* _WHAT IS NEEDED_:
What number of lines in the entries hold the string "color"? Answer with it alone.

[Excerpts from an interface dataset]
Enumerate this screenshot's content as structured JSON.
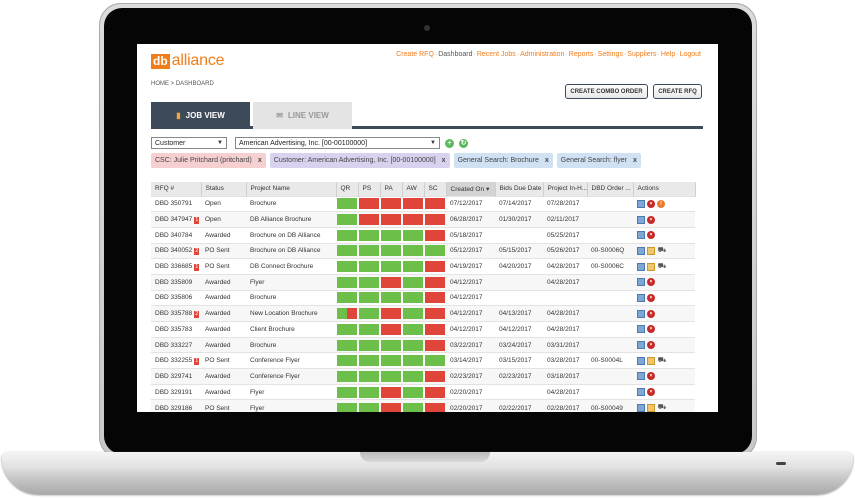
{
  "app": {
    "logo_mark": "db",
    "logo_text": "alliance"
  },
  "nav": {
    "items": [
      {
        "label": "Create RFQ",
        "active": false
      },
      {
        "label": "Dashboard",
        "active": true
      },
      {
        "label": "Recent Jobs",
        "active": false
      },
      {
        "label": "Administration",
        "active": false
      },
      {
        "label": "Reports",
        "active": false
      },
      {
        "label": "Settings",
        "active": false
      },
      {
        "label": "Suppliers",
        "active": false
      },
      {
        "label": "Help",
        "active": false
      },
      {
        "label": "Logout",
        "active": false
      }
    ],
    "separator": "·"
  },
  "breadcrumb": "HOME  >  DASHBOARD",
  "buttons": {
    "create_combo": "CREATE COMBO ORDER",
    "create_rfq": "CREATE RFQ"
  },
  "tabs": {
    "job_view": "JOB VIEW",
    "line_view": "LINE VIEW"
  },
  "filters": {
    "type_select": "Customer",
    "customer_select": "American Advertising, Inc. [00-00100000]",
    "add_icon": "plus-circle-icon",
    "refresh_icon": "refresh-icon"
  },
  "chips": [
    {
      "label": "CSC: Julie Pritchard (pritchard)",
      "color": "#f6cfd0"
    },
    {
      "label": "Customer: American Advertising, Inc. [00-00100000]",
      "color": "#d9d2ef"
    },
    {
      "label": "General Search: Brochure",
      "color": "#cfe1f3"
    },
    {
      "label": "General Search: flyer",
      "color": "#cfe1f3"
    }
  ],
  "chip_remove": "x",
  "table": {
    "headers": [
      "RFQ #",
      "Status",
      "Project Name",
      "QR",
      "PS",
      "PA",
      "AW",
      "SC",
      "Created On",
      "Bids Due Date",
      "Project In-H...",
      "DBD Order ...",
      "Actions"
    ],
    "sorted_indicator": "▾",
    "rows": [
      {
        "rfq": "DBD 350791",
        "badge": "",
        "status": "Open",
        "project": "Brochure",
        "stages": [
          "g",
          "r",
          "r",
          "r",
          "r"
        ],
        "created": "07/12/2017",
        "bids_due": "07/14/2017",
        "in_hand": "07/28/2017",
        "order": "",
        "actions": [
          "copy",
          "del",
          "warn"
        ]
      },
      {
        "rfq": "DBD 347947",
        "badge": "1",
        "status": "Open",
        "project": "DB Alliance Brochure",
        "stages": [
          "g",
          "r",
          "r",
          "r",
          "r"
        ],
        "created": "06/28/2017",
        "bids_due": "01/30/2017",
        "in_hand": "02/11/2017",
        "order": "",
        "actions": [
          "copy",
          "del"
        ]
      },
      {
        "rfq": "DBD 340784",
        "badge": "",
        "status": "Awarded",
        "project": "Brochure on DB Alliance",
        "stages": [
          "g",
          "g",
          "g",
          "g",
          "r"
        ],
        "created": "05/18/2017",
        "bids_due": "",
        "in_hand": "05/25/2017",
        "order": "",
        "actions": [
          "copy",
          "del"
        ]
      },
      {
        "rfq": "DBD 340052",
        "badge": "2",
        "status": "PO Sent",
        "project": "Brochure on DB Alliance",
        "stages": [
          "g",
          "g",
          "g",
          "g",
          "g"
        ],
        "created": "05/12/2017",
        "bids_due": "05/15/2017",
        "in_hand": "05/26/2017",
        "order": "00-S0006Q",
        "actions": [
          "copy",
          "doc",
          "truck"
        ]
      },
      {
        "rfq": "DBD 336685",
        "badge": "1",
        "status": "PO Sent",
        "project": "DB Connect Brochure",
        "stages": [
          "g",
          "g",
          "g",
          "g",
          "r"
        ],
        "created": "04/19/2017",
        "bids_due": "04/20/2017",
        "in_hand": "04/28/2017",
        "order": "00-S0006C",
        "actions": [
          "copy",
          "doc",
          "truck"
        ]
      },
      {
        "rfq": "DBD 335809",
        "badge": "",
        "status": "Awarded",
        "project": "Flyer",
        "stages": [
          "g",
          "g",
          "r",
          "g",
          "r"
        ],
        "created": "04/12/2017",
        "bids_due": "",
        "in_hand": "04/28/2017",
        "order": "",
        "actions": [
          "copy",
          "del"
        ]
      },
      {
        "rfq": "DBD 335806",
        "badge": "",
        "status": "Awarded",
        "project": "Brochure",
        "stages": [
          "g",
          "g",
          "g",
          "g",
          "r"
        ],
        "created": "04/12/2017",
        "bids_due": "",
        "in_hand": "",
        "order": "",
        "actions": [
          "copy",
          "del"
        ]
      },
      {
        "rfq": "DBD 335788",
        "badge": "2",
        "status": "Awarded",
        "project": "New Location Brochure",
        "stages": [
          "gr",
          "g",
          "r",
          "g",
          "r"
        ],
        "created": "04/12/2017",
        "bids_due": "04/13/2017",
        "in_hand": "04/28/2017",
        "order": "",
        "actions": [
          "copy",
          "del"
        ]
      },
      {
        "rfq": "DBD 335783",
        "badge": "",
        "status": "Awarded",
        "project": "Client Brochure",
        "stages": [
          "g",
          "g",
          "r",
          "g",
          "r"
        ],
        "created": "04/12/2017",
        "bids_due": "04/12/2017",
        "in_hand": "04/28/2017",
        "order": "",
        "actions": [
          "copy",
          "del"
        ]
      },
      {
        "rfq": "DBD 333227",
        "badge": "",
        "status": "Awarded",
        "project": "Brochure",
        "stages": [
          "g",
          "g",
          "g",
          "g",
          "r"
        ],
        "created": "03/22/2017",
        "bids_due": "03/24/2017",
        "in_hand": "03/31/2017",
        "order": "",
        "actions": [
          "copy",
          "del"
        ]
      },
      {
        "rfq": "DBD 332255",
        "badge": "1",
        "status": "PO Sent",
        "project": "Conference Flyer",
        "stages": [
          "g",
          "g",
          "g",
          "g",
          "g"
        ],
        "created": "03/14/2017",
        "bids_due": "03/15/2017",
        "in_hand": "03/28/2017",
        "order": "00-S0004L",
        "actions": [
          "copy",
          "doc",
          "truck"
        ]
      },
      {
        "rfq": "DBD 329741",
        "badge": "",
        "status": "Awarded",
        "project": "Conference Flyer",
        "stages": [
          "g",
          "g",
          "g",
          "g",
          "r"
        ],
        "created": "02/23/2017",
        "bids_due": "02/23/2017",
        "in_hand": "03/18/2017",
        "order": "",
        "actions": [
          "copy",
          "del"
        ]
      },
      {
        "rfq": "DBD 329191",
        "badge": "",
        "status": "Awarded",
        "project": "Flyer",
        "stages": [
          "g",
          "g",
          "r",
          "g",
          "r"
        ],
        "created": "02/20/2017",
        "bids_due": "",
        "in_hand": "04/28/2017",
        "order": "",
        "actions": [
          "copy",
          "del"
        ]
      },
      {
        "rfq": "DBD 329186",
        "badge": "",
        "status": "PO Sent",
        "project": "Flyer",
        "stages": [
          "g",
          "g",
          "r",
          "g",
          "r"
        ],
        "created": "02/20/2017",
        "bids_due": "02/22/2017",
        "in_hand": "02/28/2017",
        "order": "00-S00049",
        "actions": [
          "copy",
          "doc",
          "truck"
        ]
      }
    ]
  }
}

* _TASK ANSWER_:
4